— Task to carry out —
From first line to last, give the material again unchanged.

— Data for the task —

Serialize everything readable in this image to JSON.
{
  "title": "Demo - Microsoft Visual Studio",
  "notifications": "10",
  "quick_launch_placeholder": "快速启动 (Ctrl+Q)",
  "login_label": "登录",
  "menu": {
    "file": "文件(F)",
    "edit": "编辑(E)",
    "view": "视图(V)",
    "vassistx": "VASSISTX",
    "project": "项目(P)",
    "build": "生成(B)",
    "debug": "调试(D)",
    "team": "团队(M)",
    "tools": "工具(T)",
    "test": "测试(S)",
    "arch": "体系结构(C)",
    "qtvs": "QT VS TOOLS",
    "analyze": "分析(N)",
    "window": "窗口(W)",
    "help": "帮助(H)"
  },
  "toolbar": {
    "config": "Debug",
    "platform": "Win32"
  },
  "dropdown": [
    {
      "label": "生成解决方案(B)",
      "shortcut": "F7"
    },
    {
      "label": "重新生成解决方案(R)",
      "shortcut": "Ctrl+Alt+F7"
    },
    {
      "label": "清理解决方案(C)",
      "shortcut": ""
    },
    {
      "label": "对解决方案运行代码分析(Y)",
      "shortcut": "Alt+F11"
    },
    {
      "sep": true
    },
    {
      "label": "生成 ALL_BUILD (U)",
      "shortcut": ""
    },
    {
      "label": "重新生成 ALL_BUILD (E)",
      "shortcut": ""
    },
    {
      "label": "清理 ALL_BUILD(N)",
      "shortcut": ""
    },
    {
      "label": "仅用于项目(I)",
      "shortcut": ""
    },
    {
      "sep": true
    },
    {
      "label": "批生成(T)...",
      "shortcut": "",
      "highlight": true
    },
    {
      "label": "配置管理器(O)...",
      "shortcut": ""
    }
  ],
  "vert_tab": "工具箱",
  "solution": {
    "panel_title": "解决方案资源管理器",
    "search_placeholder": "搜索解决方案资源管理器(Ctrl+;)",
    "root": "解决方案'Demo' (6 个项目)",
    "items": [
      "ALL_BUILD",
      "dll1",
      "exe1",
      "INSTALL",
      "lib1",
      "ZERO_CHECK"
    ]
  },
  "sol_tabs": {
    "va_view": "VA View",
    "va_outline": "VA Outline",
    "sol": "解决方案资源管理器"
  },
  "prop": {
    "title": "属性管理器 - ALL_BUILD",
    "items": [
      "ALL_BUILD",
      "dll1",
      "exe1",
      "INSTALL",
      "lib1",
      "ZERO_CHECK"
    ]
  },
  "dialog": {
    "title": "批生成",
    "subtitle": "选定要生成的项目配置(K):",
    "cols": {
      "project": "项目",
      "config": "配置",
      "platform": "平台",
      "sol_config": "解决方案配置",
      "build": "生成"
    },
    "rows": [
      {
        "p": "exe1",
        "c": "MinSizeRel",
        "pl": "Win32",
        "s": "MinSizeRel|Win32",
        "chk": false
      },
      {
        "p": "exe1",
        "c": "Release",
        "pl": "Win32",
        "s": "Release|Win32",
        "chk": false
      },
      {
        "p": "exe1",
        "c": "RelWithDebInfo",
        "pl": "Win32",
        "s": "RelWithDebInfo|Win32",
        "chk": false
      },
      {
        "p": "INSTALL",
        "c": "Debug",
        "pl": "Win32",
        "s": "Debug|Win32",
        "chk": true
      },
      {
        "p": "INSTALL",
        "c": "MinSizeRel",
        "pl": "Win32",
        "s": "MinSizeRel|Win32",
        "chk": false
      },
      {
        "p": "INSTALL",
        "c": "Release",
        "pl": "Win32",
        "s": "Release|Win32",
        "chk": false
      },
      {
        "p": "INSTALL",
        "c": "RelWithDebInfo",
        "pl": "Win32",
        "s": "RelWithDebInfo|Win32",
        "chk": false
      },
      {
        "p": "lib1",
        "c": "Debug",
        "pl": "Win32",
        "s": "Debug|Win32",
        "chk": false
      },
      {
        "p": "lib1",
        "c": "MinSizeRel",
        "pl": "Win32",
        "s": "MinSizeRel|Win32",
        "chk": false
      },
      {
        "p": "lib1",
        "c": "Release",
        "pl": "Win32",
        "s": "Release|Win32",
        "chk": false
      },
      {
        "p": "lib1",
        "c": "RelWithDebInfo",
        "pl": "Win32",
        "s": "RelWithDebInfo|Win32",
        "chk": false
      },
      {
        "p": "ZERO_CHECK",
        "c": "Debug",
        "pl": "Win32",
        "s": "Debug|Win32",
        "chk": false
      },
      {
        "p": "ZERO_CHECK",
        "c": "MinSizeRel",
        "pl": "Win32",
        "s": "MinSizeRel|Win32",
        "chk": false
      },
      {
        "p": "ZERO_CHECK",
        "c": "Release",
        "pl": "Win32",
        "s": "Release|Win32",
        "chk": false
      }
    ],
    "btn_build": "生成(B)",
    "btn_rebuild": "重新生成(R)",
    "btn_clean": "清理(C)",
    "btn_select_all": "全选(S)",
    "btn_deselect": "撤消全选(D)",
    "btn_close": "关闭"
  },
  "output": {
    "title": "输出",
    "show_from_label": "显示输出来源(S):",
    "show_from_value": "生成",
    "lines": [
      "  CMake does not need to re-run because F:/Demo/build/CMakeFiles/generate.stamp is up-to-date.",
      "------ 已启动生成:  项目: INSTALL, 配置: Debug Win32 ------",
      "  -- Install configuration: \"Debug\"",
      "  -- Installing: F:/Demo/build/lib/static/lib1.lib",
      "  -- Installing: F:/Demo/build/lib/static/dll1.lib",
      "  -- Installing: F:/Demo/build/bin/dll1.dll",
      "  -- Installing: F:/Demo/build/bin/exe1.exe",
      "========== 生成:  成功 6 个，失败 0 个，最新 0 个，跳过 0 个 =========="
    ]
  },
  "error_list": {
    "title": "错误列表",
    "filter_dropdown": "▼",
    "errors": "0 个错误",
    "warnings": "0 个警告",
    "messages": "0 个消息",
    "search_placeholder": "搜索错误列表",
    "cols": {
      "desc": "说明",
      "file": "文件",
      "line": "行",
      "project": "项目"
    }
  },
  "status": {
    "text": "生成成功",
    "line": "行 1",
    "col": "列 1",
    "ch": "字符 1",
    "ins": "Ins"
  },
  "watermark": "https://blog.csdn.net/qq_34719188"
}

— The completed task —
Serialize everything readable in this image to JSON.
{
  "title": "Demo - Microsoft Visual Studio",
  "notifications": "10",
  "quick_launch_placeholder": "快速启动 (Ctrl+Q)",
  "login_label": "登录",
  "menu": {
    "file": "文件(F)",
    "edit": "编辑(E)",
    "view": "视图(V)",
    "vassistx": "VASSISTX",
    "project": "项目(P)",
    "build": "生成(B)",
    "debug": "调试(D)",
    "team": "团队(M)",
    "tools": "工具(T)",
    "test": "测试(S)",
    "arch": "体系结构(C)",
    "qtvs": "QT VS TOOLS",
    "analyze": "分析(N)",
    "window": "窗口(W)",
    "help": "帮助(H)"
  },
  "toolbar": {
    "config": "Debug",
    "platform": "Win32"
  },
  "dropdown": [
    {
      "label": "生成解决方案(B)",
      "shortcut": "F7"
    },
    {
      "label": "重新生成解决方案(R)",
      "shortcut": "Ctrl+Alt+F7"
    },
    {
      "label": "清理解决方案(C)",
      "shortcut": ""
    },
    {
      "label": "对解决方案运行代码分析(Y)",
      "shortcut": "Alt+F11"
    },
    {
      "sep": true
    },
    {
      "label": "生成 ALL_BUILD (U)",
      "shortcut": ""
    },
    {
      "label": "重新生成 ALL_BUILD (E)",
      "shortcut": ""
    },
    {
      "label": "清理 ALL_BUILD(N)",
      "shortcut": ""
    },
    {
      "label": "仅用于项目(I)",
      "shortcut": ""
    },
    {
      "sep": true
    },
    {
      "label": "批生成(T)...",
      "shortcut": "",
      "highlight": true
    },
    {
      "label": "配置管理器(O)...",
      "shortcut": ""
    }
  ],
  "vert_tab": "工具箱",
  "solution": {
    "panel_title": "解决方案资源管理器",
    "search_placeholder": "搜索解决方案资源管理器(Ctrl+;)",
    "root": "解决方案'Demo' (6 个项目)",
    "items": [
      "ALL_BUILD",
      "dll1",
      "exe1",
      "INSTALL",
      "lib1",
      "ZERO_CHECK"
    ]
  },
  "sol_tabs": {
    "va_view": "VA View",
    "va_outline": "VA Outline",
    "sol": "解决方案资源管理器"
  },
  "prop": {
    "title": "属性管理器 - ALL_BUILD",
    "items": [
      "ALL_BUILD",
      "dll1",
      "exe1",
      "INSTALL",
      "lib1",
      "ZERO_CHECK"
    ]
  },
  "dialog": {
    "title": "批生成",
    "subtitle": "选定要生成的项目配置(K):",
    "cols": {
      "project": "项目",
      "config": "配置",
      "platform": "平台",
      "sol_config": "解决方案配置",
      "build": "生成"
    },
    "rows": [
      {
        "p": "exe1",
        "c": "MinSizeRel",
        "pl": "Win32",
        "s": "MinSizeRel|Win32",
        "chk": false
      },
      {
        "p": "exe1",
        "c": "Release",
        "pl": "Win32",
        "s": "Release|Win32",
        "chk": false
      },
      {
        "p": "exe1",
        "c": "RelWithDebInfo",
        "pl": "Win32",
        "s": "RelWithDebInfo|Win32",
        "chk": false
      },
      {
        "p": "INSTALL",
        "c": "Debug",
        "pl": "Win32",
        "s": "Debug|Win32",
        "chk": true
      },
      {
        "p": "INSTALL",
        "c": "MinSizeRel",
        "pl": "Win32",
        "s": "MinSizeRel|Win32",
        "chk": false
      },
      {
        "p": "INSTALL",
        "c": "Release",
        "pl": "Win32",
        "s": "Release|Win32",
        "chk": false
      },
      {
        "p": "INSTALL",
        "c": "RelWithDebInfo",
        "pl": "Win32",
        "s": "RelWithDebInfo|Win32",
        "chk": false
      },
      {
        "p": "lib1",
        "c": "Debug",
        "pl": "Win32",
        "s": "Debug|Win32",
        "chk": false
      },
      {
        "p": "lib1",
        "c": "MinSizeRel",
        "pl": "Win32",
        "s": "MinSizeRel|Win32",
        "chk": false
      },
      {
        "p": "lib1",
        "c": "Release",
        "pl": "Win32",
        "s": "Release|Win32",
        "chk": false
      },
      {
        "p": "lib1",
        "c": "RelWithDebInfo",
        "pl": "Win32",
        "s": "RelWithDebInfo|Win32",
        "chk": false
      },
      {
        "p": "ZERO_CHECK",
        "c": "Debug",
        "pl": "Win32",
        "s": "Debug|Win32",
        "chk": false
      },
      {
        "p": "ZERO_CHECK",
        "c": "MinSizeRel",
        "pl": "Win32",
        "s": "MinSizeRel|Win32",
        "chk": false
      },
      {
        "p": "ZERO_CHECK",
        "c": "Release",
        "pl": "Win32",
        "s": "Release|Win32",
        "chk": false
      }
    ],
    "btn_build": "生成(B)",
    "btn_rebuild": "重新生成(R)",
    "btn_clean": "清理(C)",
    "btn_select_all": "全选(S)",
    "btn_deselect": "撤消全选(D)",
    "btn_close": "关闭"
  },
  "output": {
    "title": "输出",
    "show_from_label": "显示输出来源(S):",
    "show_from_value": "生成",
    "lines": [
      "  CMake does not need to re-run because F:/Demo/build/CMakeFiles/generate.stamp is up-to-date.",
      "------ 已启动生成:  项目: INSTALL, 配置: Debug Win32 ------",
      "  -- Install configuration: \"Debug\"",
      "  -- Installing: F:/Demo/build/lib/static/lib1.lib",
      "  -- Installing: F:/Demo/build/lib/static/dll1.lib",
      "  -- Installing: F:/Demo/build/bin/dll1.dll",
      "  -- Installing: F:/Demo/build/bin/exe1.exe",
      "========== 生成:  成功 6 个，失败 0 个，最新 0 个，跳过 0 个 =========="
    ]
  },
  "error_list": {
    "title": "错误列表",
    "filter_dropdown": "▼",
    "errors": "0 个错误",
    "warnings": "0 个警告",
    "messages": "0 个消息",
    "search_placeholder": "搜索错误列表",
    "cols": {
      "desc": "说明",
      "file": "文件",
      "line": "行",
      "project": "项目"
    }
  },
  "status": {
    "text": "生成成功",
    "line": "行 1",
    "col": "列 1",
    "ch": "字符 1",
    "ins": "Ins"
  },
  "watermark": "https://blog.csdn.net/qq_34719188"
}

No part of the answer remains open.